“Turner’s genius was of a new type which was called forth by the British 19th century, but more usually in the field of science or engineering or business (somewhat later the same type appeared as hero in the United States). He had the ability to be highly successful, but success did not satisfy him (he left a fortune of £140.000). He felt himself to be alone in history. He had global visions which words were inadequate to express and which could only be presented under the pretext of a practical production. He visualized man as being dwarfed by immense forces over which he had no control but which nevertheless he had discovered. He was close to despair, and yet he was sustained by an extraordinary productive energy (in his studio after his death there were 19.000 drawings and watercolours and several hundred oil paintings). Ruskin wrote that Turner’s underlying theme was death. I believe rather it was solitude and violence and the impossibility of redemption. Most of his paintings are as if about the aftermath of a crime. And what is so disturbing about them — what actually allows them to be seen as beautiful — is not the guilt but the global indifference that they record.”

~ John Berger, “About looking”.

“Why look at animals?”

April 30, 2020
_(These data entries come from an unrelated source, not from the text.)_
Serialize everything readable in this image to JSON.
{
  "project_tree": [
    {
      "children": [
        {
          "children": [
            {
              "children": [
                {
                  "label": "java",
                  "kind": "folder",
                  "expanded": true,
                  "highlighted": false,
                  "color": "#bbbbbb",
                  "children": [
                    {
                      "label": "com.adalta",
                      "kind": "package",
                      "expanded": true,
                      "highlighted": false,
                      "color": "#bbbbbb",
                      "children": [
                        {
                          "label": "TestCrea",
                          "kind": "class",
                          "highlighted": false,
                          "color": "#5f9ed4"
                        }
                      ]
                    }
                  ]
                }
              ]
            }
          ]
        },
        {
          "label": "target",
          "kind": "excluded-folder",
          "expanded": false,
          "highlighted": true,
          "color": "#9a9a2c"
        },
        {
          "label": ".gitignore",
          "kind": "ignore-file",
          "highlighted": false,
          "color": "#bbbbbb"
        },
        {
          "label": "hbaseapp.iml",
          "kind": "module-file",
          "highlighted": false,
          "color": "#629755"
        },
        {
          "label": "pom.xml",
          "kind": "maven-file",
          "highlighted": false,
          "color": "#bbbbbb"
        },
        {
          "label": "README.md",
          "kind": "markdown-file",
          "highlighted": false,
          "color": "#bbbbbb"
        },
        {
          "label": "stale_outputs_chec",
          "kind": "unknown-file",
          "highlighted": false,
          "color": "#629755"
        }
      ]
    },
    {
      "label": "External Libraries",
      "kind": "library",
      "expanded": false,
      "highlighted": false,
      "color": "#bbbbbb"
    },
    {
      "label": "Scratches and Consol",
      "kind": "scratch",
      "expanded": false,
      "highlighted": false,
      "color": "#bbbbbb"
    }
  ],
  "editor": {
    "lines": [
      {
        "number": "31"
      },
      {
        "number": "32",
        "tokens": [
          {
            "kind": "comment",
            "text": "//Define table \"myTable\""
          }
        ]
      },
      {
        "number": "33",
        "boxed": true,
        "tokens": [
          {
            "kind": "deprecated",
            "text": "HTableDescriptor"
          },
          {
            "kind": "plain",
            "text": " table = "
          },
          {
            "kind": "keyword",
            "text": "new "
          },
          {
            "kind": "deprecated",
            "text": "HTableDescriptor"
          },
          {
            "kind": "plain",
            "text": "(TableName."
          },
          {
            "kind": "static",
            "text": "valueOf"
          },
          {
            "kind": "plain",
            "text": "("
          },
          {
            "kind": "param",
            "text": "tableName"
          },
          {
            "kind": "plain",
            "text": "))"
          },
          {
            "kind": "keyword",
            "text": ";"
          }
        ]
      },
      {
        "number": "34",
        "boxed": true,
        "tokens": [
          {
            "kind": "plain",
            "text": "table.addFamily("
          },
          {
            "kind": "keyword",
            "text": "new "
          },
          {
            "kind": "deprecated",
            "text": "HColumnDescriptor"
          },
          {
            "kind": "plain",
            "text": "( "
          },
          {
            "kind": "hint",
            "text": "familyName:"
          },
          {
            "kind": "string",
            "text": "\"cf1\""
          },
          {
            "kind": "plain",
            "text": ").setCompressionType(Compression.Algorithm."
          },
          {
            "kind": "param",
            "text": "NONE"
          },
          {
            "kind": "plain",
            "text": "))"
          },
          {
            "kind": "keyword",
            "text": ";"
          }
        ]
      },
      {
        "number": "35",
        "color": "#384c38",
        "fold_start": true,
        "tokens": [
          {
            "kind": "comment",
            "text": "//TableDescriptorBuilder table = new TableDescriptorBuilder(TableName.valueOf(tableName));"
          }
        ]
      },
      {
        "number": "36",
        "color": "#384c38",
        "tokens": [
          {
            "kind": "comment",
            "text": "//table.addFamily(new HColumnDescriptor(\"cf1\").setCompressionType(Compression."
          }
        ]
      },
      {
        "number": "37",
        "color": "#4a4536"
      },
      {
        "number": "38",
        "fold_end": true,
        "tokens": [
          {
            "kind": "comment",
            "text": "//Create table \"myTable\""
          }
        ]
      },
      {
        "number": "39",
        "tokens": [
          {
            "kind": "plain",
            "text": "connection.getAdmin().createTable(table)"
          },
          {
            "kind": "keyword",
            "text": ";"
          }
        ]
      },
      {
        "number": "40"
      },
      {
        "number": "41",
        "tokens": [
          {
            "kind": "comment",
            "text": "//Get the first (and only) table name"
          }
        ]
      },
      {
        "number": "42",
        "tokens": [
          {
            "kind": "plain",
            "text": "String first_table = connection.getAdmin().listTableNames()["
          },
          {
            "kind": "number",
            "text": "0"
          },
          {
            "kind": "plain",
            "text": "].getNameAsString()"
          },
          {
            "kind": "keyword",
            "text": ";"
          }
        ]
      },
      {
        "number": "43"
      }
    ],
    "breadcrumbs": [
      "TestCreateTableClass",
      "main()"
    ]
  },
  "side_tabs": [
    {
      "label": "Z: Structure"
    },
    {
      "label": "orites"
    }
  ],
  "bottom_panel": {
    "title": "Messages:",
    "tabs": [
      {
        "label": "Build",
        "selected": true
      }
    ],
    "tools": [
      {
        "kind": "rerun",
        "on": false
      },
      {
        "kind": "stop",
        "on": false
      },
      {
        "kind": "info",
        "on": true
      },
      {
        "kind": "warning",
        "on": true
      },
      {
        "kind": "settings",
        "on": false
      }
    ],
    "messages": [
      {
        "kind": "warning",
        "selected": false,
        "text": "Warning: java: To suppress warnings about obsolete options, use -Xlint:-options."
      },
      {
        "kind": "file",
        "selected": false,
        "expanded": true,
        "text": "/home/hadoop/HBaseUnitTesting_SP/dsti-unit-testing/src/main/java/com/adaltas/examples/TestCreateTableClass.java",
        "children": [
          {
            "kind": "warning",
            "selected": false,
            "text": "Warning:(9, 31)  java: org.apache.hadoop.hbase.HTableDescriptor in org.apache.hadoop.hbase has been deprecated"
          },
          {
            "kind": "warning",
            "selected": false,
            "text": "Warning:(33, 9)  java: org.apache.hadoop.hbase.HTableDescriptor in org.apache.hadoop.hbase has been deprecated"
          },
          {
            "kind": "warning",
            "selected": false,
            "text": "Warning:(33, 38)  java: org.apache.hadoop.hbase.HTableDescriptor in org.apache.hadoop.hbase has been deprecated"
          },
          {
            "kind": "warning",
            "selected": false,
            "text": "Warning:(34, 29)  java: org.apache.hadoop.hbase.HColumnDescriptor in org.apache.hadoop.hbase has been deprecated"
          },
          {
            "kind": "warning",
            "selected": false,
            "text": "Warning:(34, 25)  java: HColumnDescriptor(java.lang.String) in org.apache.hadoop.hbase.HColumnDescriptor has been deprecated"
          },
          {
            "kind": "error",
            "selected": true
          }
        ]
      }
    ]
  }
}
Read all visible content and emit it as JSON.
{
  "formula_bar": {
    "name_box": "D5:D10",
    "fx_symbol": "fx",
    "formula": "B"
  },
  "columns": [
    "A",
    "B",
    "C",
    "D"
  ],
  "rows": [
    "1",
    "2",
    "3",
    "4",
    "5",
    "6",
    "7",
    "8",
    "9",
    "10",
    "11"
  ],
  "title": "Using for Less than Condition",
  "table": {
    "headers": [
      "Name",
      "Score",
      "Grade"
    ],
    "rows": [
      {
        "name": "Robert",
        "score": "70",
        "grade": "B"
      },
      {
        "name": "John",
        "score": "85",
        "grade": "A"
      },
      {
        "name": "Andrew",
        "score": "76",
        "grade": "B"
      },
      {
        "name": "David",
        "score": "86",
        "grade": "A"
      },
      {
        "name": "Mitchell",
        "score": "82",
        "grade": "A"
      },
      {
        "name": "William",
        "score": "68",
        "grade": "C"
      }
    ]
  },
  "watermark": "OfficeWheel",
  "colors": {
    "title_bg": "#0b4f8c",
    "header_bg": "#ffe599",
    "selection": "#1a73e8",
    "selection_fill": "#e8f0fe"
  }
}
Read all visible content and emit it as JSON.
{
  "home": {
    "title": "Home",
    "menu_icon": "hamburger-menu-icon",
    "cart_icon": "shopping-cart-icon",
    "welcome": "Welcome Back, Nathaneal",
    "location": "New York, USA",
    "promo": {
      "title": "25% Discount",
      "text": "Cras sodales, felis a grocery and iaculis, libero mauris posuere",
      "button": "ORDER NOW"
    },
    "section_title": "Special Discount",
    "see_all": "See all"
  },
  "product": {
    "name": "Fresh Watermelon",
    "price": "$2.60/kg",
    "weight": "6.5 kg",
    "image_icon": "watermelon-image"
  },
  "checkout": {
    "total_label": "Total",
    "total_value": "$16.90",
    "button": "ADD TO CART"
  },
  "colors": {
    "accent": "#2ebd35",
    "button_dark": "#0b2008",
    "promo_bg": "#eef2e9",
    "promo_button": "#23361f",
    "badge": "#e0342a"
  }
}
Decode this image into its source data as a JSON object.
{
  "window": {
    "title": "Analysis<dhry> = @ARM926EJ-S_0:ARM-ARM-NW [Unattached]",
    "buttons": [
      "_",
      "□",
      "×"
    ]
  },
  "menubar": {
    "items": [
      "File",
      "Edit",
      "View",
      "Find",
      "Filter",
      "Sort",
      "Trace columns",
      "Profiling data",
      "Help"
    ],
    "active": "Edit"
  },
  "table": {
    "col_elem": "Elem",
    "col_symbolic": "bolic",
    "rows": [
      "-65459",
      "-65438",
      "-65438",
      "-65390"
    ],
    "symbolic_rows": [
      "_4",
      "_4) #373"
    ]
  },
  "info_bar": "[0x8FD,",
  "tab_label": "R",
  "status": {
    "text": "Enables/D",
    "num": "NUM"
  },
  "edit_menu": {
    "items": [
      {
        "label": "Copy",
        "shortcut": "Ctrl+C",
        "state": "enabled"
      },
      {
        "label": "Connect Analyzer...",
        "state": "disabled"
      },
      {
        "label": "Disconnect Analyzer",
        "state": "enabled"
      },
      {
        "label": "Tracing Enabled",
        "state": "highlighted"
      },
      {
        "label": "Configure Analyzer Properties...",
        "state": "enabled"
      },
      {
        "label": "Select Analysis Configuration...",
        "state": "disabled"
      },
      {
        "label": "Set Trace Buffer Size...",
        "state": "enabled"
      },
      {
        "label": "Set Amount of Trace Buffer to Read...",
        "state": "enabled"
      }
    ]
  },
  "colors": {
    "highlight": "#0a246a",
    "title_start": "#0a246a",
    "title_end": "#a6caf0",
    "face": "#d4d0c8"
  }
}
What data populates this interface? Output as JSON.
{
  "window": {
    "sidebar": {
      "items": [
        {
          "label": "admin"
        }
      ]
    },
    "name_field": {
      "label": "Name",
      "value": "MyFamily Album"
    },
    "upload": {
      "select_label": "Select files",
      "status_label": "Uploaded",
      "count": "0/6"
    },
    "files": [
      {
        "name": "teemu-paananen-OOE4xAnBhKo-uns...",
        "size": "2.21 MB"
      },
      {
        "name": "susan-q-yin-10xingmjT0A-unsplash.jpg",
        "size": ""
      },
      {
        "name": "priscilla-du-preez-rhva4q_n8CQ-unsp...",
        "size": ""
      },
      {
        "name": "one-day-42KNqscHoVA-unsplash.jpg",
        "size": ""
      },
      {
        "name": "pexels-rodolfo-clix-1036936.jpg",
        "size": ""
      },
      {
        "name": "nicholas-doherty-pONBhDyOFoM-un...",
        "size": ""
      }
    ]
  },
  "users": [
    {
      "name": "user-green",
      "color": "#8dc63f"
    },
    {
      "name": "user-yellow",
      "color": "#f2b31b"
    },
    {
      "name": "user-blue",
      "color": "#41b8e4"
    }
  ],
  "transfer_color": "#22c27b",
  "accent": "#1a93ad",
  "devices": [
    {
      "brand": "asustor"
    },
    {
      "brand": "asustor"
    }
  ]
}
“Yet to suppose that animals first entered the human imagination as meat or leather or horn is to project a 19th century attitude backwards across the millennia. Animals first entered the imagination as messengers and promises. For example, the domestication of cattle did not begin as a simple prospect of milk and meat. Cattle had magical functions, sometimes oracular, sometimes sacrificial. And the choice of a given species as magical, tameable and alimentary was originally determined by the habits, proximity and ‘invitation’ of the animal in question. […] In the accompanying ideology, animals are always the observed. The fact that they can observe us has lost all significance. They are the objects of our ever-extending knowledge. What we know about them is an index of our power, and thus an index of what separates us from them. The more we know, the further away they are.”

“Public zoos came into existence at the beginning of the period which was to see the disappearance of animals from daily life. The zoo to which people go to meet animals, to observe them, to see them, is, in fact, a monument to the impossibility of such encounters. […] Likewise in the 19th century, public zoos were an endorsement of modern colonial power. The capturing of the animals was a symbolic representation of the conquest of all distant and exotic lands.”

“Children in the industrialized world are surrounded by animal imagery: toys, cartoons, pictures, decorations of every sort. No other source of imagery can begin to compete with that of animals. […] Yet it was not until the 19th century that reproductions of animals became a regular part of the decor of middle class childhoods. […] In the preceding centuries, the proportion of toys which were animal, was small. And these did not pretend to realism, but were symbolic. […] Thus the manufacture of realistic animal toys coincides, more or less, with the establishment of public zoos.”

~ John Berger, “About looking”.

“We know what animals do and what beaver and bears and salmon and other creatures need, because once our men were married to them and they acquired this knowledge from their animal wives.”
~ Hawaiian Indians, quoted by Lévi-Strauss in “The Savage Mind”.